___ RECORD EXCERPTS

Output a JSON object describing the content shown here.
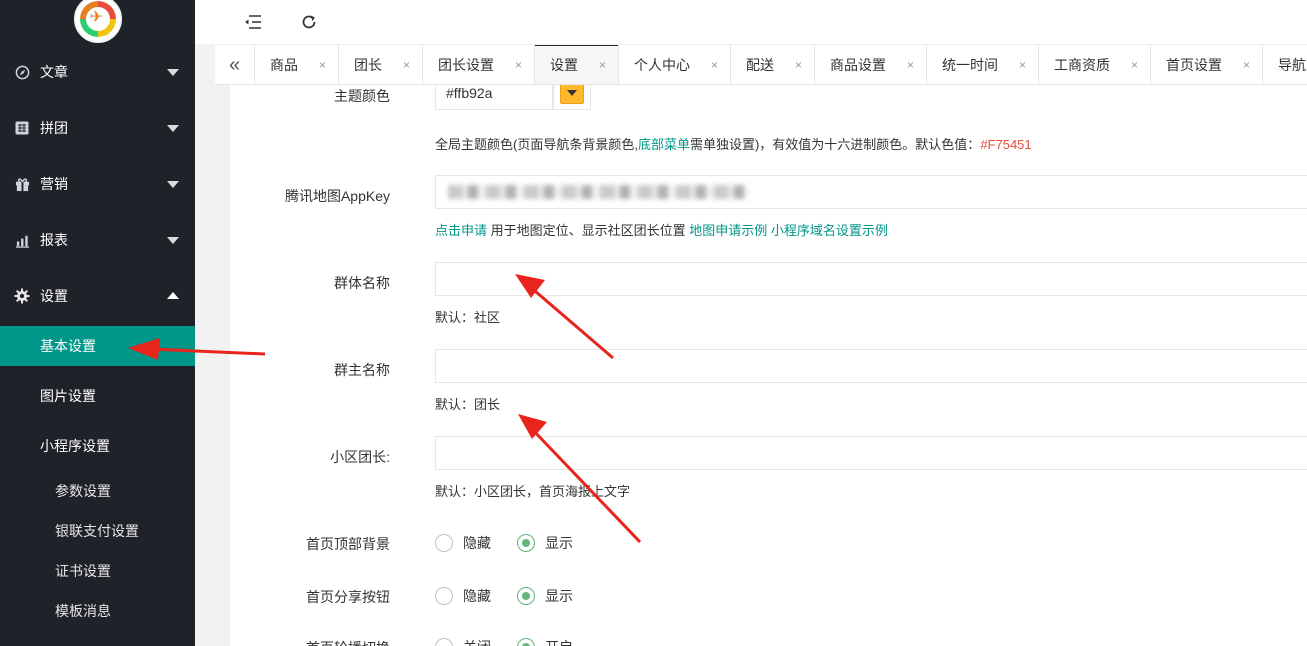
{
  "sidebar": {
    "menu": [
      {
        "label": "文章",
        "icon": "compass-icon",
        "expanded": false
      },
      {
        "label": "拼团",
        "icon": "puzzle-icon",
        "expanded": false
      },
      {
        "label": "营销",
        "icon": "gift-icon",
        "expanded": false
      },
      {
        "label": "报表",
        "icon": "chart-icon",
        "expanded": false
      },
      {
        "label": "设置",
        "icon": "gear-icon",
        "expanded": true
      }
    ],
    "settings_items": {
      "basic": "基本设置",
      "image": "图片设置",
      "miniprogram": "小程序设置"
    },
    "miniprogram_items": [
      "参数设置",
      "银联支付设置",
      "证书设置",
      "模板消息"
    ]
  },
  "tabs": [
    {
      "label": "商品",
      "active": false
    },
    {
      "label": "团长",
      "active": false
    },
    {
      "label": "团长设置",
      "active": false
    },
    {
      "label": "设置",
      "active": true
    },
    {
      "label": "个人中心",
      "active": false
    },
    {
      "label": "配送",
      "active": false
    },
    {
      "label": "商品设置",
      "active": false
    },
    {
      "label": "统一时间",
      "active": false
    },
    {
      "label": "工商资质",
      "active": false
    },
    {
      "label": "首页设置",
      "active": false
    },
    {
      "label": "导航",
      "active": false
    }
  ],
  "tab_close_glyph": "×",
  "form": {
    "theme_color": {
      "label": "主题颜色",
      "value": "#ffb92a",
      "hint_prefix": "全局主题颜色(页面导航条背景颜色,",
      "hint_link": "底部菜单",
      "hint_middle": "需单独设置)，有效值为十六进制颜色。默认色值：",
      "hint_default": "#F75451"
    },
    "map_key": {
      "label": "腾讯地图AppKey",
      "apply_link": "点击申请",
      "desc": " 用于地图定位、显示社区团长位置 ",
      "example_link": "地图申请示例",
      "domain_link": "小程序域名设置示例"
    },
    "group_name": {
      "label": "群体名称",
      "value": "",
      "hint": "默认：社区"
    },
    "owner_name": {
      "label": "群主名称",
      "value": "",
      "hint": "默认：团长"
    },
    "community_leader": {
      "label": "小区团长:",
      "value": "",
      "hint": "默认：小区团长，首页海报上文字"
    },
    "home_top_bg": {
      "label": "首页顶部背景",
      "options": [
        "隐藏",
        "显示"
      ],
      "selected": "显示"
    },
    "home_share_btn": {
      "label": "首页分享按钮",
      "options": [
        "隐藏",
        "显示"
      ],
      "selected": "显示"
    },
    "home_carousel": {
      "label": "首页轮播切换",
      "options": [
        "关闭",
        "开启"
      ],
      "selected": "开启"
    }
  },
  "colors": {
    "sidebar_bg": "#20222a",
    "active_green": "#009688",
    "radio_green": "#5FB878",
    "annotation_red": "#e8241c"
  }
}
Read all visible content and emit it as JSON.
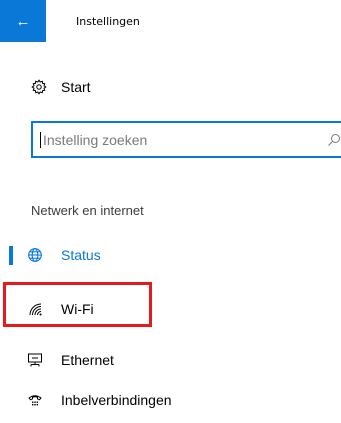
{
  "window": {
    "title": "Instellingen"
  },
  "titlebar": {
    "back_glyph": "←"
  },
  "home": {
    "label": "Start",
    "icon": "gear-icon"
  },
  "search": {
    "placeholder": "Instelling zoeken",
    "icon": "search-icon"
  },
  "section": {
    "header": "Netwerk en internet"
  },
  "nav": {
    "items": [
      {
        "label": "Status",
        "icon": "globe-icon",
        "selected": true
      },
      {
        "label": "Wi-Fi",
        "icon": "wifi-icon",
        "selected": false
      },
      {
        "label": "Ethernet",
        "icon": "ethernet-icon",
        "selected": false
      },
      {
        "label": "Inbelverbindingen",
        "icon": "dialup-icon",
        "selected": false
      }
    ]
  },
  "colors": {
    "accent": "#0a78d7",
    "highlight": "#e31b1b",
    "placeholder": "#7a7a7a"
  }
}
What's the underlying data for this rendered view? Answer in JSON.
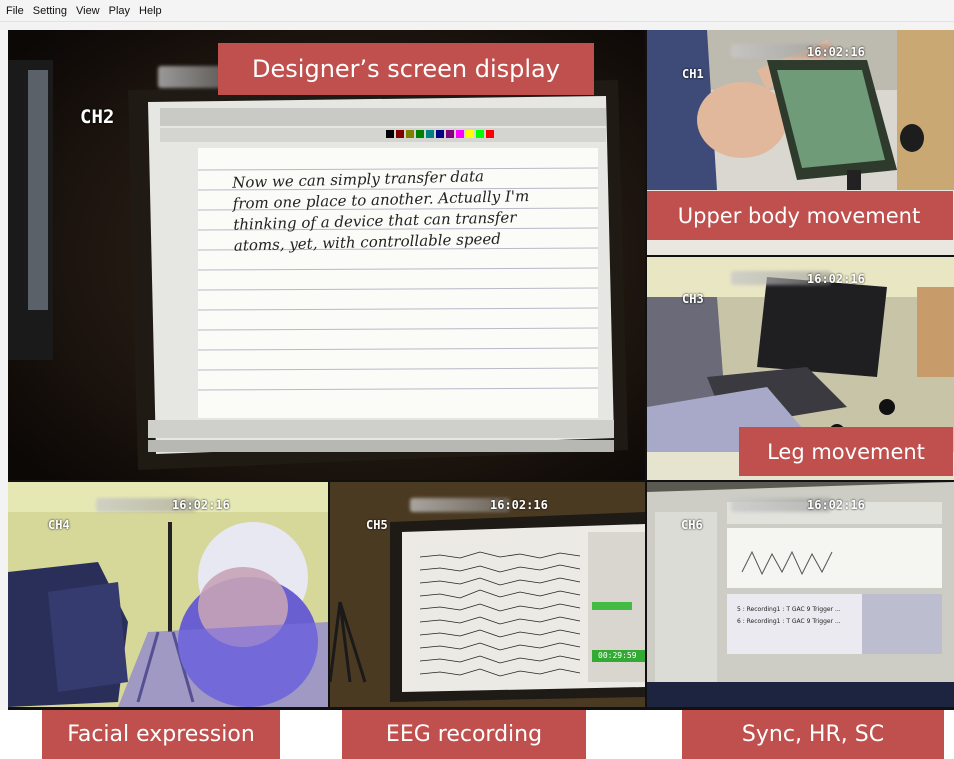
{
  "menu": {
    "items": [
      "File",
      "Setting",
      "View",
      "Play",
      "Help"
    ]
  },
  "channels": {
    "ch2": {
      "label": "CH2"
    },
    "ch1": {
      "label": "CH1",
      "time": "16:02:16"
    },
    "ch3": {
      "label": "CH3",
      "time": "16:02:16"
    },
    "ch4": {
      "label": "CH4",
      "time": "16:02:16"
    },
    "ch5": {
      "label": "CH5",
      "time": "16:02:16"
    },
    "ch6": {
      "label": "CH6",
      "time": "16:02:16"
    }
  },
  "captions": {
    "screen": "Designer’s screen display",
    "upper_body": "Upper body movement",
    "leg": "Leg movement",
    "facial": "Facial expression",
    "eeg": "EEG recording",
    "sync": "Sync,  HR, SC"
  },
  "handwriting": {
    "lines": [
      "Now we can simply transfer data",
      "from one place to another. Actually I'm",
      "thinking of a device that can transfer",
      "atoms, yet, with controllable speed"
    ]
  },
  "sync_list": {
    "rows": [
      "5 : Recording1 : T GAC 9 Trigger ...",
      "6 : Recording1 : T GAC 9 Trigger ..."
    ]
  },
  "eeg_status": {
    "value": "00:29:59"
  },
  "colors": {
    "caption_bg": "#c0504d",
    "caption_text": "#ffffff",
    "menubar_bg": "#f4f4f4"
  }
}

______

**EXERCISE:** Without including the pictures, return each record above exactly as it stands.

**EXPECTED OUTPUT:**
Output a JSON object describing the content shown here.
{
  "sidebar": {
    "menu": [
      {
        "label": "文章",
        "icon": "compass-icon",
        "expanded": false
      },
      {
        "label": "拼团",
        "icon": "puzzle-icon",
        "expanded": false
      },
      {
        "label": "营销",
        "icon": "gift-icon",
        "expanded": false
      },
      {
        "label": "报表",
        "icon": "chart-icon",
        "expanded": false
      },
      {
        "label": "设置",
        "icon": "gear-icon",
        "expanded": true
      }
    ],
    "settings_items": {
      "basic": "基本设置",
      "image": "图片设置",
      "miniprogram": "小程序设置"
    },
    "miniprogram_items": [
      "参数设置",
      "银联支付设置",
      "证书设置",
      "模板消息"
    ]
  },
  "tabs": [
    {
      "label": "商品",
      "active": false
    },
    {
      "label": "团长",
      "active": false
    },
    {
      "label": "团长设置",
      "active": false
    },
    {
      "label": "设置",
      "active": true
    },
    {
      "label": "个人中心",
      "active": false
    },
    {
      "label": "配送",
      "active": false
    },
    {
      "label": "商品设置",
      "active": false
    },
    {
      "label": "统一时间",
      "active": false
    },
    {
      "label": "工商资质",
      "active": false
    },
    {
      "label": "首页设置",
      "active": false
    },
    {
      "label": "导航",
      "active": false
    }
  ],
  "tab_close_glyph": "×",
  "form": {
    "theme_color": {
      "label": "主题颜色",
      "value": "#ffb92a",
      "hint_prefix": "全局主题颜色(页面导航条背景颜色,",
      "hint_link": "底部菜单",
      "hint_middle": "需单独设置)，有效值为十六进制颜色。默认色值：",
      "hint_default": "#F75451"
    },
    "map_key": {
      "label": "腾讯地图AppKey",
      "apply_link": "点击申请",
      "desc": " 用于地图定位、显示社区团长位置 ",
      "example_link": "地图申请示例",
      "domain_link": "小程序域名设置示例"
    },
    "group_name": {
      "label": "群体名称",
      "value": "",
      "hint": "默认：社区"
    },
    "owner_name": {
      "label": "群主名称",
      "value": "",
      "hint": "默认：团长"
    },
    "community_leader": {
      "label": "小区团长:",
      "value": "",
      "hint": "默认：小区团长，首页海报上文字"
    },
    "home_top_bg": {
      "label": "首页顶部背景",
      "options": [
        "隐藏",
        "显示"
      ],
      "selected": "显示"
    },
    "home_share_btn": {
      "label": "首页分享按钮",
      "options": [
        "隐藏",
        "显示"
      ],
      "selected": "显示"
    },
    "home_carousel": {
      "label": "首页轮播切换",
      "options": [
        "关闭",
        "开启"
      ],
      "selected": "开启"
    }
  },
  "colors": {
    "sidebar_bg": "#20222a",
    "active_green": "#009688",
    "radio_green": "#5FB878",
    "annotation_red": "#e8241c"
  }
}
Read all visible content and emit it as JSON.
{
  "window": {
    "title": "Instellingen"
  },
  "titlebar": {
    "back_glyph": "←"
  },
  "home": {
    "label": "Start",
    "icon": "gear-icon"
  },
  "search": {
    "placeholder": "Instelling zoeken",
    "icon": "search-icon"
  },
  "section": {
    "header": "Netwerk en internet"
  },
  "nav": {
    "items": [
      {
        "label": "Status",
        "icon": "globe-icon",
        "selected": true
      },
      {
        "label": "Wi-Fi",
        "icon": "wifi-icon",
        "selected": false
      },
      {
        "label": "Ethernet",
        "icon": "ethernet-icon",
        "selected": false
      },
      {
        "label": "Inbelverbindingen",
        "icon": "dialup-icon",
        "selected": false
      }
    ]
  },
  "colors": {
    "accent": "#0a78d7",
    "highlight": "#e31b1b",
    "placeholder": "#7a7a7a"
  }
}
What's the underlying data for this rendered view? Answer in JSON.
{
  "menu": {
    "items": [
      "File",
      "Setting",
      "View",
      "Play",
      "Help"
    ]
  },
  "channels": {
    "ch2": {
      "label": "CH2"
    },
    "ch1": {
      "label": "CH1",
      "time": "16:02:16"
    },
    "ch3": {
      "label": "CH3",
      "time": "16:02:16"
    },
    "ch4": {
      "label": "CH4",
      "time": "16:02:16"
    },
    "ch5": {
      "label": "CH5",
      "time": "16:02:16"
    },
    "ch6": {
      "label": "CH6",
      "time": "16:02:16"
    }
  },
  "captions": {
    "screen": "Designer’s screen display",
    "upper_body": "Upper body movement",
    "leg": "Leg movement",
    "facial": "Facial expression",
    "eeg": "EEG recording",
    "sync": "Sync,  HR, SC"
  },
  "handwriting": {
    "lines": [
      "Now we can simply transfer data",
      "from one place to another. Actually I'm",
      "thinking of a device that can transfer",
      "atoms, yet, with controllable speed"
    ]
  },
  "sync_list": {
    "rows": [
      "5 : Recording1 : T GAC 9 Trigger ...",
      "6 : Recording1 : T GAC 9 Trigger ..."
    ]
  },
  "eeg_status": {
    "value": "00:29:59"
  },
  "colors": {
    "caption_bg": "#c0504d",
    "caption_text": "#ffffff",
    "menubar_bg": "#f4f4f4"
  }
}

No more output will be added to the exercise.